(THE DATA)

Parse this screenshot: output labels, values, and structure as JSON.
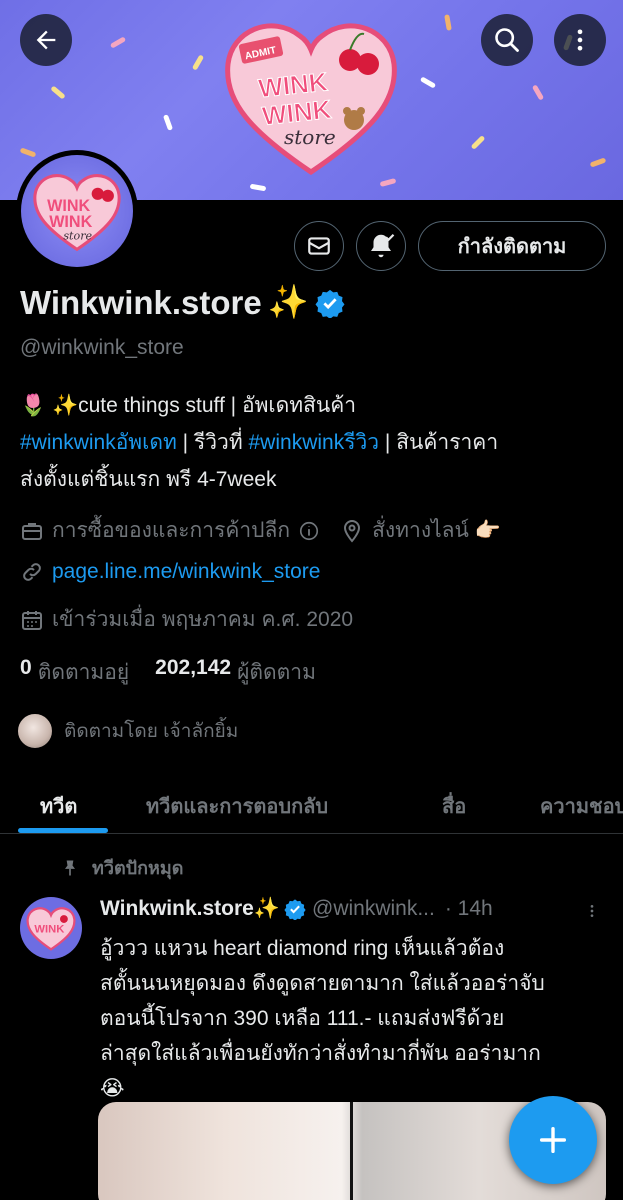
{
  "header": {
    "back_icon": "arrow-left-icon",
    "search_icon": "search-icon",
    "more_icon": "more-vertical-icon",
    "logo_text_1": "WINK",
    "logo_text_2": "WINK",
    "logo_text_3": "store",
    "logo_ticket": "ADMIT"
  },
  "profile": {
    "display_name": "Winkwink.store",
    "name_emoji": "✨",
    "handle": "@winkwink_store",
    "follow_button": "กำลังติดตาม",
    "bio": {
      "line1": "🌷 ✨cute things stuff | อัพเดทสินค้า",
      "hashtag1": "#winkwinkอัพเดท",
      "mid": " | รีวิวที่ ",
      "hashtag2": "#winkwinkรีวิว",
      "tail": " | สินค้าราคา",
      "line3": "ส่งตั้งแต่ชิ้นแรก พรี 4-7week"
    },
    "category": "การซื้อของและการค้าปลีก",
    "location": "สั่งทางไลน์ 👉🏻",
    "website": "page.line.me/winkwink_store",
    "joined": "เข้าร่วมเมื่อ พฤษภาคม ค.ศ. 2020",
    "following_count": "0",
    "following_label": "ติดตามอยู่",
    "followers_count": "202,142",
    "followers_label": "ผู้ติดตาม",
    "followed_by": "ติดตามโดย เจ้าลักยิ้ม"
  },
  "tabs": [
    {
      "label": "ทวีต"
    },
    {
      "label": "ทวีตและการตอบกลับ"
    },
    {
      "label": "สื่อ"
    },
    {
      "label": "ความชอบ"
    }
  ],
  "tweet": {
    "pinned_label": "ทวีตปักหมุด",
    "name": "Winkwink.store✨",
    "handle": "@winkwink...",
    "time": "· 14h",
    "text_lines": [
      "อู้ววว แหวน heart diamond ring เห็นแล้วต้อง",
      "สตั้นนนหยุดมอง ดึงดูดสายตามาก ใส่แล้วออร่าจับ",
      "ตอนนี้โปรจาก 390 เหลือ 111.- แถมส่งฟรีด้วย",
      "ล่าสุดใส่แล้วเพื่อนยังทักว่าสั่งทำมากี่พัน ออร่ามาก",
      "😭"
    ]
  },
  "colors": {
    "accent": "#1d9bf0",
    "background": "#000000",
    "muted": "#71767b",
    "banner": "#7474ea"
  }
}
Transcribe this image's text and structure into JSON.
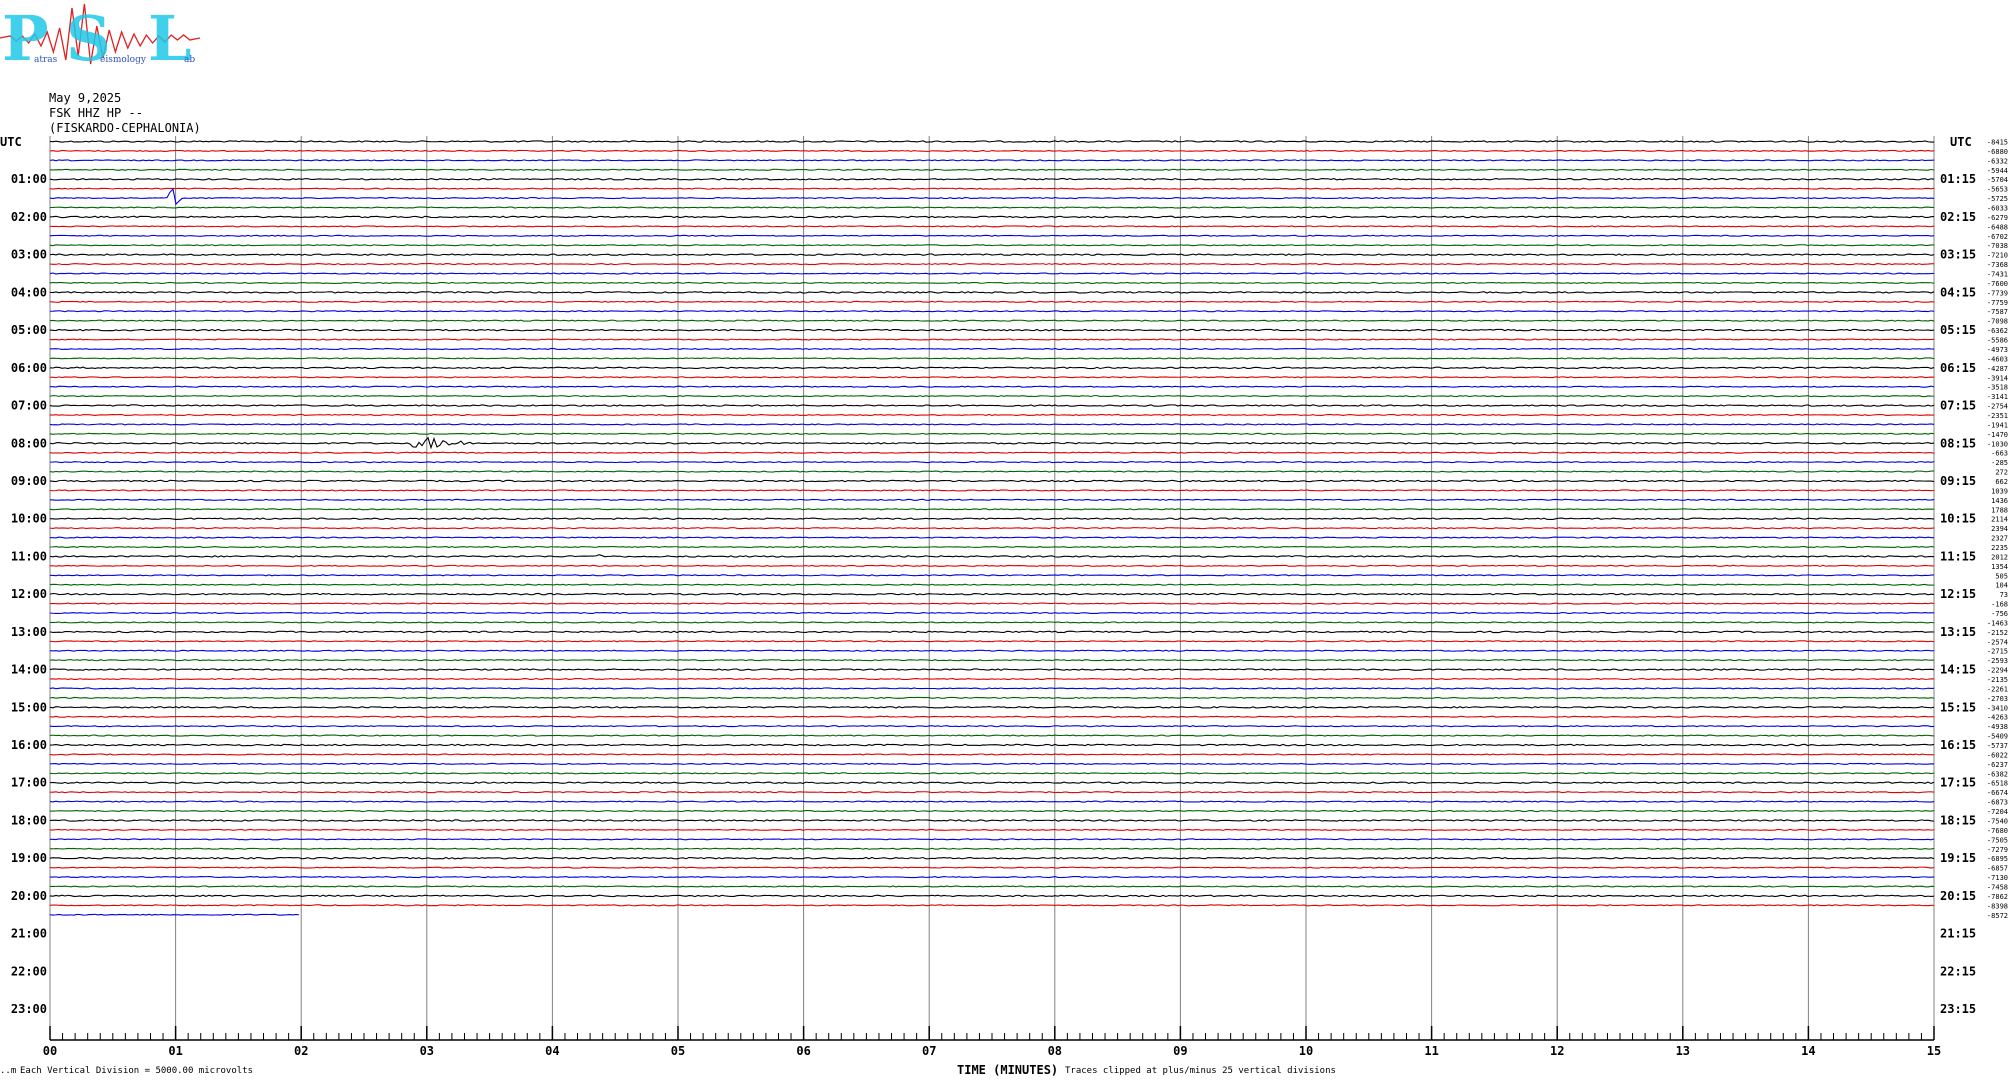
{
  "logo": {
    "letters": [
      "P",
      "S",
      "L"
    ],
    "subwords": [
      "atras",
      "eismology",
      "ab"
    ],
    "colors": {
      "letters": "#20c8e8",
      "wave": "#e02020"
    }
  },
  "header": {
    "date": "May 9,2025",
    "channel": "FSK HHZ HP --",
    "station": "(FISKARDO-CEPHALONIA)"
  },
  "axes": {
    "left_label": "UTC",
    "right_label": "UTC",
    "x_label": "TIME (MINUTES)"
  },
  "footer": {
    "scale_note": "Each Vertical Division = 5000.00 microvolts",
    "clip_note": "Traces clipped at plus/minus 25 vertical divisions",
    "corner_mark": "..m"
  },
  "chart_data": {
    "type": "line",
    "title": "FSK HHZ HP --",
    "x_axis": {
      "label": "TIME (MINUTES)",
      "range": [
        0,
        15
      ],
      "ticks": [
        "00",
        "01",
        "02",
        "03",
        "04",
        "05",
        "06",
        "07",
        "08",
        "09",
        "10",
        "11",
        "12",
        "13",
        "14",
        "15"
      ]
    },
    "left_hour_labels": [
      "01:00",
      "02:00",
      "03:00",
      "04:00",
      "05:00",
      "06:00",
      "07:00",
      "08:00",
      "09:00",
      "10:00",
      "11:00",
      "12:00",
      "13:00",
      "14:00",
      "15:00",
      "16:00",
      "17:00",
      "18:00",
      "19:00",
      "20:00",
      "21:00",
      "22:00",
      "23:00"
    ],
    "right_hour_labels": [
      "01:15",
      "02:15",
      "03:15",
      "04:15",
      "05:15",
      "06:15",
      "07:15",
      "08:15",
      "09:15",
      "10:15",
      "11:15",
      "12:15",
      "13:15",
      "14:15",
      "15:15",
      "16:15",
      "17:15",
      "18:15",
      "19:15",
      "20:15",
      "21:15",
      "22:15",
      "23:15"
    ],
    "trace_colors": [
      "#000000",
      "#e00000",
      "#0000e0",
      "#006400"
    ],
    "trace_count_full": 83,
    "last_trace_minutes": 2.0,
    "trace_offsets": [
      -8415,
      -6880,
      -6332,
      -5944,
      -5704,
      -5653,
      -5725,
      -6033,
      -6279,
      -6488,
      -6702,
      -7038,
      -7210,
      -7368,
      -7431,
      -7600,
      -7739,
      -7759,
      -7587,
      -7098,
      -6362,
      -5586,
      -4973,
      -4603,
      -4287,
      -3914,
      -3518,
      -3141,
      -2754,
      -2351,
      -1941,
      -1470,
      -1030,
      -663,
      -285,
      272,
      662,
      1039,
      1436,
      1788,
      2114,
      2394,
      2327,
      2235,
      2012,
      1354,
      505,
      104,
      73,
      -168,
      -756,
      -1463,
      -2152,
      -2574,
      -2715,
      -2593,
      -2294,
      -2135,
      -2261,
      -2703,
      -3410,
      -4263,
      -4938,
      -5409,
      -5737,
      -6022,
      -6237,
      -6382,
      -6518,
      -6674,
      -6873,
      -7204,
      -7540,
      -7680,
      -7505,
      -7279,
      -6895,
      -6857,
      -7130,
      -7458,
      -7862,
      -8398,
      -8572
    ],
    "events": [
      {
        "trace": 6,
        "minute": 0.98,
        "amplitude": "spike"
      },
      {
        "trace": 32,
        "minute": 3.0,
        "amplitude": "burst"
      },
      {
        "trace": 44,
        "minute": 4.4,
        "amplitude": "small"
      }
    ],
    "grid": true
  }
}
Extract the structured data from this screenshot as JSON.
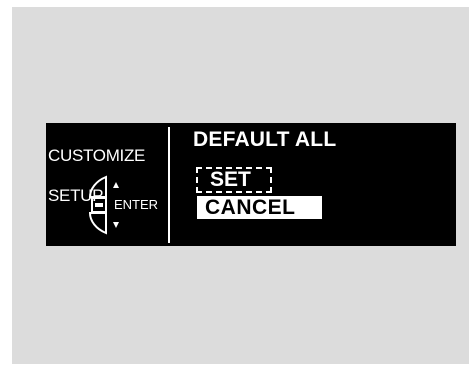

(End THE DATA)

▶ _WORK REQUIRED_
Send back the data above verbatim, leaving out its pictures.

▶ _REPLY_
Parse this screenshot: output labels, values, and structure as JSON.
{
  "header": {
    "back_icon": "arrow-left-icon",
    "search_icon": "search-icon",
    "more_icon": "more-vertical-icon",
    "logo_text_1": "WINK",
    "logo_text_2": "WINK",
    "logo_text_3": "store",
    "logo_ticket": "ADMIT"
  },
  "profile": {
    "display_name": "Winkwink.store",
    "name_emoji": "✨",
    "handle": "@winkwink_store",
    "follow_button": "กำลังติดตาม",
    "bio": {
      "line1": "🌷 ✨cute things stuff | อัพเดทสินค้า",
      "hashtag1": "#winkwinkอัพเดท",
      "mid": " | รีวิวที่ ",
      "hashtag2": "#winkwinkรีวิว",
      "tail": " | สินค้าราคา",
      "line3": "ส่งตั้งแต่ชิ้นแรก พรี 4-7week"
    },
    "category": "การซื้อของและการค้าปลีก",
    "location": "สั่งทางไลน์ 👉🏻",
    "website": "page.line.me/winkwink_store",
    "joined": "เข้าร่วมเมื่อ พฤษภาคม ค.ศ. 2020",
    "following_count": "0",
    "following_label": "ติดตามอยู่",
    "followers_count": "202,142",
    "followers_label": "ผู้ติดตาม",
    "followed_by": "ติดตามโดย เจ้าลักยิ้ม"
  },
  "tabs": [
    {
      "label": "ทวีต"
    },
    {
      "label": "ทวีตและการตอบกลับ"
    },
    {
      "label": "สื่อ"
    },
    {
      "label": "ความชอบ"
    }
  ],
  "tweet": {
    "pinned_label": "ทวีตปักหมุด",
    "name": "Winkwink.store✨",
    "handle": "@winkwink...",
    "time": "· 14h",
    "text_lines": [
      "อู้ววว แหวน heart diamond ring เห็นแล้วต้อง",
      "สตั้นนนหยุดมอง ดึงดูดสายตามาก ใส่แล้วออร่าจับ",
      "ตอนนี้โปรจาก 390 เหลือ 111.- แถมส่งฟรีด้วย",
      "ล่าสุดใส่แล้วเพื่อนยังทักว่าสั่งทำมากี่พัน ออร่ามาก",
      "😭"
    ]
  },
  "colors": {
    "accent": "#1d9bf0",
    "background": "#000000",
    "muted": "#71767b",
    "banner": "#7474ea"
  }
}
Transcribe this image's text and structure into JSON.
{
  "logo": {
    "letters": [
      "P",
      "S",
      "L"
    ],
    "subwords": [
      "atras",
      "eismology",
      "ab"
    ],
    "colors": {
      "letters": "#20c8e8",
      "wave": "#e02020"
    }
  },
  "header": {
    "date": "May 9,2025",
    "channel": "FSK HHZ HP --",
    "station": "(FISKARDO-CEPHALONIA)"
  },
  "axes": {
    "left_label": "UTC",
    "right_label": "UTC",
    "x_label": "TIME (MINUTES)"
  },
  "footer": {
    "scale_note": "Each Vertical Division = 5000.00 microvolts",
    "clip_note": "Traces clipped at plus/minus 25 vertical divisions",
    "corner_mark": "..m"
  },
  "chart_data": {
    "type": "line",
    "title": "FSK HHZ HP --",
    "x_axis": {
      "label": "TIME (MINUTES)",
      "range": [
        0,
        15
      ],
      "ticks": [
        "00",
        "01",
        "02",
        "03",
        "04",
        "05",
        "06",
        "07",
        "08",
        "09",
        "10",
        "11",
        "12",
        "13",
        "14",
        "15"
      ]
    },
    "left_hour_labels": [
      "01:00",
      "02:00",
      "03:00",
      "04:00",
      "05:00",
      "06:00",
      "07:00",
      "08:00",
      "09:00",
      "10:00",
      "11:00",
      "12:00",
      "13:00",
      "14:00",
      "15:00",
      "16:00",
      "17:00",
      "18:00",
      "19:00",
      "20:00",
      "21:00",
      "22:00",
      "23:00"
    ],
    "right_hour_labels": [
      "01:15",
      "02:15",
      "03:15",
      "04:15",
      "05:15",
      "06:15",
      "07:15",
      "08:15",
      "09:15",
      "10:15",
      "11:15",
      "12:15",
      "13:15",
      "14:15",
      "15:15",
      "16:15",
      "17:15",
      "18:15",
      "19:15",
      "20:15",
      "21:15",
      "22:15",
      "23:15"
    ],
    "trace_colors": [
      "#000000",
      "#e00000",
      "#0000e0",
      "#006400"
    ],
    "trace_count_full": 83,
    "last_trace_minutes": 2.0,
    "trace_offsets": [
      -8415,
      -6880,
      -6332,
      -5944,
      -5704,
      -5653,
      -5725,
      -6033,
      -6279,
      -6488,
      -6702,
      -7038,
      -7210,
      -7368,
      -7431,
      -7600,
      -7739,
      -7759,
      -7587,
      -7098,
      -6362,
      -5586,
      -4973,
      -4603,
      -4287,
      -3914,
      -3518,
      -3141,
      -2754,
      -2351,
      -1941,
      -1470,
      -1030,
      -663,
      -285,
      272,
      662,
      1039,
      1436,
      1788,
      2114,
      2394,
      2327,
      2235,
      2012,
      1354,
      505,
      104,
      73,
      -168,
      -756,
      -1463,
      -2152,
      -2574,
      -2715,
      -2593,
      -2294,
      -2135,
      -2261,
      -2703,
      -3410,
      -4263,
      -4938,
      -5409,
      -5737,
      -6022,
      -6237,
      -6382,
      -6518,
      -6674,
      -6873,
      -7204,
      -7540,
      -7680,
      -7505,
      -7279,
      -6895,
      -6857,
      -7130,
      -7458,
      -7862,
      -8398,
      -8572
    ],
    "events": [
      {
        "trace": 6,
        "minute": 0.98,
        "amplitude": "spike"
      },
      {
        "trace": 32,
        "minute": 3.0,
        "amplitude": "burst"
      },
      {
        "trace": 44,
        "minute": 4.4,
        "amplitude": "small"
      }
    ],
    "grid": true
  }
}
Extract the structured data from this screenshot as JSON.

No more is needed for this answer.